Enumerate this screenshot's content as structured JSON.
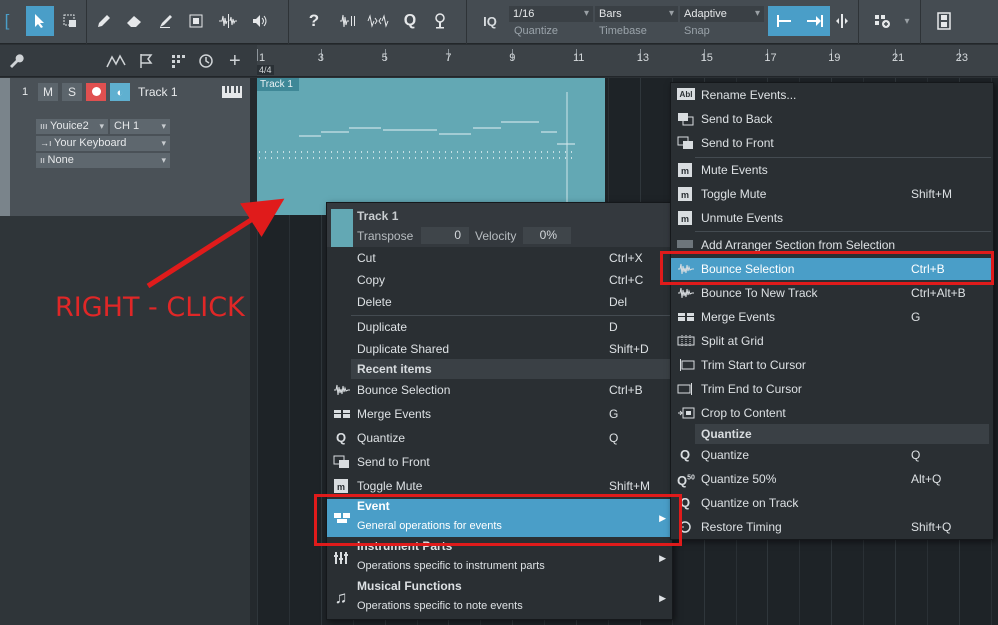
{
  "toolbar": {
    "quantize": {
      "value": "1/16",
      "label": "Quantize"
    },
    "timebase": {
      "value": "Bars",
      "label": "Timebase"
    },
    "snap": {
      "value": "Adaptive",
      "label": "Snap"
    },
    "iq_label": "IQ",
    "help_label": "?",
    "q_label": "Q"
  },
  "ruler": {
    "numbers": [
      "1",
      "3",
      "5",
      "7",
      "9",
      "11",
      "13",
      "15",
      "17",
      "19",
      "21",
      "23"
    ],
    "time_sig": "4/4"
  },
  "track": {
    "number": "1",
    "mute": "M",
    "solo": "S",
    "name": "Track 1",
    "instrument": "Youice2",
    "channel": "CH 1",
    "input": "Your Keyboard",
    "output": "None",
    "event_label": "Track 1"
  },
  "annotation": {
    "right_click": "RIGHT - CLICK"
  },
  "context_menu": {
    "header": {
      "title": "Track 1",
      "transpose_label": "Transpose",
      "transpose_value": "0",
      "velocity_label": "Velocity",
      "velocity_value": "0%"
    },
    "items": [
      {
        "label": "Cut",
        "shortcut": "Ctrl+X"
      },
      {
        "label": "Copy",
        "shortcut": "Ctrl+C"
      },
      {
        "label": "Delete",
        "shortcut": "Del"
      },
      {
        "label": "Duplicate",
        "shortcut": "D"
      },
      {
        "label": "Duplicate Shared",
        "shortcut": "Shift+D"
      }
    ],
    "recent_header": "Recent items",
    "recent": [
      {
        "label": "Bounce Selection",
        "shortcut": "Ctrl+B",
        "icon": "waveform-icon"
      },
      {
        "label": "Merge Events",
        "shortcut": "G",
        "icon": "merge-icon"
      },
      {
        "label": "Quantize",
        "shortcut": "Q",
        "icon": "quantize-icon"
      },
      {
        "label": "Send to Front",
        "shortcut": "",
        "icon": "send-front-icon"
      },
      {
        "label": "Toggle Mute",
        "shortcut": "Shift+M",
        "icon": "mute-icon"
      }
    ],
    "submenus": [
      {
        "title": "Event",
        "subtitle": "General operations for events",
        "icon": "event-icon"
      },
      {
        "title": "Instrument Parts",
        "subtitle": "Operations specific to instrument parts",
        "icon": "instrument-icon"
      },
      {
        "title": "Musical Functions",
        "subtitle": "Operations specific to note events",
        "icon": "music-note-icon"
      }
    ]
  },
  "event_menu": {
    "items": [
      {
        "label": "Rename Events...",
        "shortcut": "",
        "icon": "rename-icon"
      },
      {
        "label": "Send to Back",
        "shortcut": "",
        "icon": "send-back-icon"
      },
      {
        "label": "Send to Front",
        "shortcut": "",
        "icon": "send-front-icon"
      },
      {
        "label": "Mute Events",
        "shortcut": "",
        "icon": "mute-icon"
      },
      {
        "label": "Toggle Mute",
        "shortcut": "Shift+M",
        "icon": "mute-icon"
      },
      {
        "label": "Unmute Events",
        "shortcut": "",
        "icon": "mute-icon"
      },
      {
        "label": "Add Arranger Section from Selection",
        "shortcut": "",
        "icon": "arranger-icon"
      },
      {
        "label": "Bounce Selection",
        "shortcut": "Ctrl+B",
        "icon": "waveform-icon"
      },
      {
        "label": "Bounce To New Track",
        "shortcut": "Ctrl+Alt+B",
        "icon": "waveform-icon"
      },
      {
        "label": "Merge Events",
        "shortcut": "G",
        "icon": "merge-icon"
      },
      {
        "label": "Split at Grid",
        "shortcut": "",
        "icon": "split-icon"
      },
      {
        "label": "Trim Start to Cursor",
        "shortcut": "",
        "icon": "trim-start-icon"
      },
      {
        "label": "Trim End to Cursor",
        "shortcut": "",
        "icon": "trim-end-icon"
      },
      {
        "label": "Crop to Content",
        "shortcut": "",
        "icon": "crop-icon"
      }
    ],
    "quantize_header": "Quantize",
    "quantize_items": [
      {
        "label": "Quantize",
        "shortcut": "Q",
        "icon": "quantize-icon"
      },
      {
        "label": "Quantize 50%",
        "shortcut": "Alt+Q",
        "icon": "quantize-50-icon"
      },
      {
        "label": "Quantize on Track",
        "shortcut": "",
        "icon": "quantize-icon"
      },
      {
        "label": "Restore Timing",
        "shortcut": "Shift+Q",
        "icon": "restore-icon"
      }
    ]
  },
  "colors": {
    "accent": "#4a9ec8",
    "annotation": "#e01b1b",
    "event": "#63a8b4",
    "record": "#e05050"
  }
}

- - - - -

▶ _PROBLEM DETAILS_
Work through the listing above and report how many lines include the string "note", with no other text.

▶ _SOLVED EXERCISE_
2